Mathematics is a curious place. To the uninitiated it appears often as a forbidding place. And yet all around us mathematics ticks and clicks - in the computer in front of you, in the algorithms which secure your data transfer in the internet, at the roulette table, well, even the road network in your town is plain, but not pure, mathematics. The present book tries to open up the readers perception so that she will be able to see how close mathematics really is to our daily lives, and how relevant it thus is. The stories told are written in a colloquial style and take the lid of this arcane world without burdening the reader with formulae. All that is needed to follow the account is a willingness not to shy away from straight thinking.

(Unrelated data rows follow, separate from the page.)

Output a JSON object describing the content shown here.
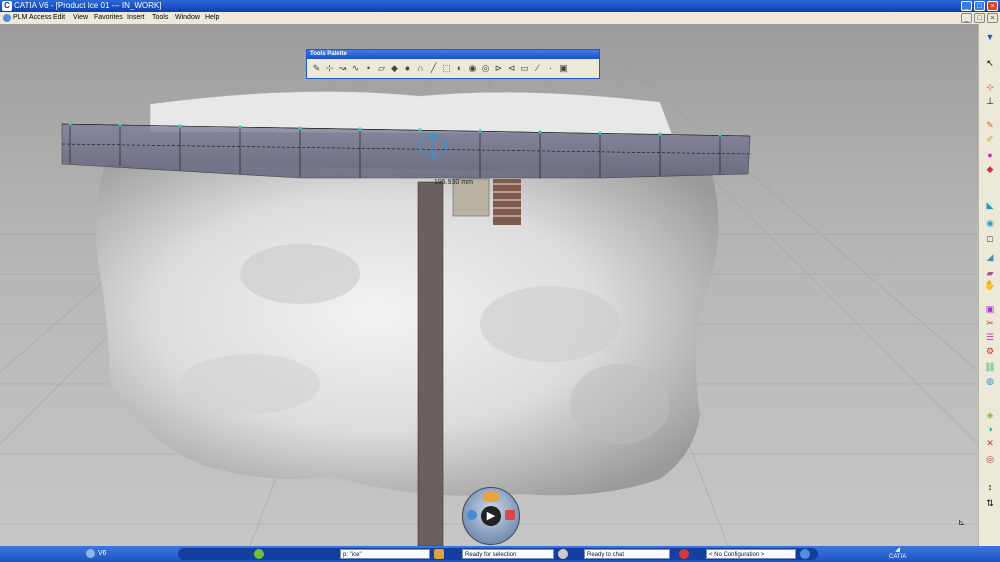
{
  "window": {
    "title": "CATIA V6 - [Product Ice 01 --- IN_WORK]",
    "logo_text": "C"
  },
  "window_controls": {
    "minimize": "_",
    "restore": "□",
    "close": "×"
  },
  "menu": [
    "PLM Access",
    "Edit",
    "View",
    "Favorites",
    "Insert",
    "Tools",
    "Window",
    "Help"
  ],
  "menu_controls": {
    "minimize": "_",
    "restore": "□",
    "close": "×"
  },
  "tools_palette": {
    "title": "Tools Palette",
    "tools": [
      "sketch-icon",
      "axis-icon",
      "curve-icon",
      "spline-icon",
      "point-icon",
      "plane-icon",
      "surface-icon",
      "sphere-icon",
      "magnet-icon",
      "line-icon",
      "select-icon",
      "sculpt-icon",
      "smooth-icon",
      "blend-icon",
      "push-icon",
      "pull-icon",
      "flatten-icon",
      "pencil-icon",
      "close-curve-icon",
      "cube-icon"
    ]
  },
  "viewport": {
    "measurement": "195.930 mm"
  },
  "right_toolbar": {
    "icons": [
      "sculpt-app-icon",
      "select-arrow-icon",
      "point-icon",
      "plane-icon",
      "pencil-icon",
      "brush-icon",
      "sphere-icon",
      "box-icon",
      "curve-icon",
      "extrude-icon",
      "fill-icon",
      "square-icon",
      "paint-icon",
      "cut-icon",
      "hand-icon",
      "cube-icon",
      "stack-icon",
      "gear-icon",
      "link-icon",
      "layer-icon",
      "measure-icon",
      "globe-icon",
      "paint-bucket-icon",
      "cross-icon",
      "circle-icon",
      "bookmark-icon",
      "arrow-icon"
    ]
  },
  "compass": {
    "play": "▶"
  },
  "status_bar": {
    "version": "V6",
    "search_field": "p: \"ice\"",
    "selection_status": "Ready for selection",
    "chat_status": "Ready to chat",
    "configuration": "< No Configuration >",
    "brand": "CATIA"
  },
  "colors": {
    "title_bar": "#0c3fb0",
    "taskbar": "#1f55c2",
    "menu_bg": "#ece9d8",
    "ice": "#e6e6e6",
    "band": "#6d6d8a"
  }
}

The book broadly covers five areas of mathematics: It starts off with an account of prime numbers. Next comes an introduction to the quest for form: Shapes are among the most difficult mathematical objects, just as shapes are among the most intriguing objects we meet with on a daily basis. From there the author takes the reader to the field of chance and the mathematics of luck, before diving into the question of what makes the internet a safe place. The final chapter looks into the future by asking what techniques are on offer to predict what comes next.

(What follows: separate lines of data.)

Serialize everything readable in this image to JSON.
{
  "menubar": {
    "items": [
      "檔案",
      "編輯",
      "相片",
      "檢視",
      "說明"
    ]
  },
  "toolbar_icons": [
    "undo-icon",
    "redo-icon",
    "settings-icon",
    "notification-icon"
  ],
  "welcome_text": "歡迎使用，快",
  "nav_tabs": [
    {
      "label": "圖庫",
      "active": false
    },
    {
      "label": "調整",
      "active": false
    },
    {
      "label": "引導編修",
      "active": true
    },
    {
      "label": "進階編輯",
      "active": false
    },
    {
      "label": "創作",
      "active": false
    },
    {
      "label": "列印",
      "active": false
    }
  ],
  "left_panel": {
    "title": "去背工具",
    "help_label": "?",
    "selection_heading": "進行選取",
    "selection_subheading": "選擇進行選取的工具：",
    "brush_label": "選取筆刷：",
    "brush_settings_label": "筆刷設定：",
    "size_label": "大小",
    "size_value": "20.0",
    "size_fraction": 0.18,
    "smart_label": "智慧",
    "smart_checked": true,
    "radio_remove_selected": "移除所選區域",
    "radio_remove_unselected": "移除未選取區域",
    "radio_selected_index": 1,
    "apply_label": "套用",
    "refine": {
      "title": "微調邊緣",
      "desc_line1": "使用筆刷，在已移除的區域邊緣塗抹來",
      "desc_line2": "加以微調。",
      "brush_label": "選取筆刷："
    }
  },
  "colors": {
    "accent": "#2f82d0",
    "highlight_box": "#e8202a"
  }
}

The book is written in such a way that it should be accessible both for the young and the old. All that is required is an ability to handle plain numbers and think straight. Who knows what young person might not be mystified by the account to then go on to discover the real mathematics. To the general newspaper-reader the book might help elucidate a few facts that seem to somehow belong to our world of common sense but still remain somewhat elusive. If, however, you are a mathematician then all you really want to do with this book is to give it to some non-mathematician to convert her to your ways of thinking. Happy trying!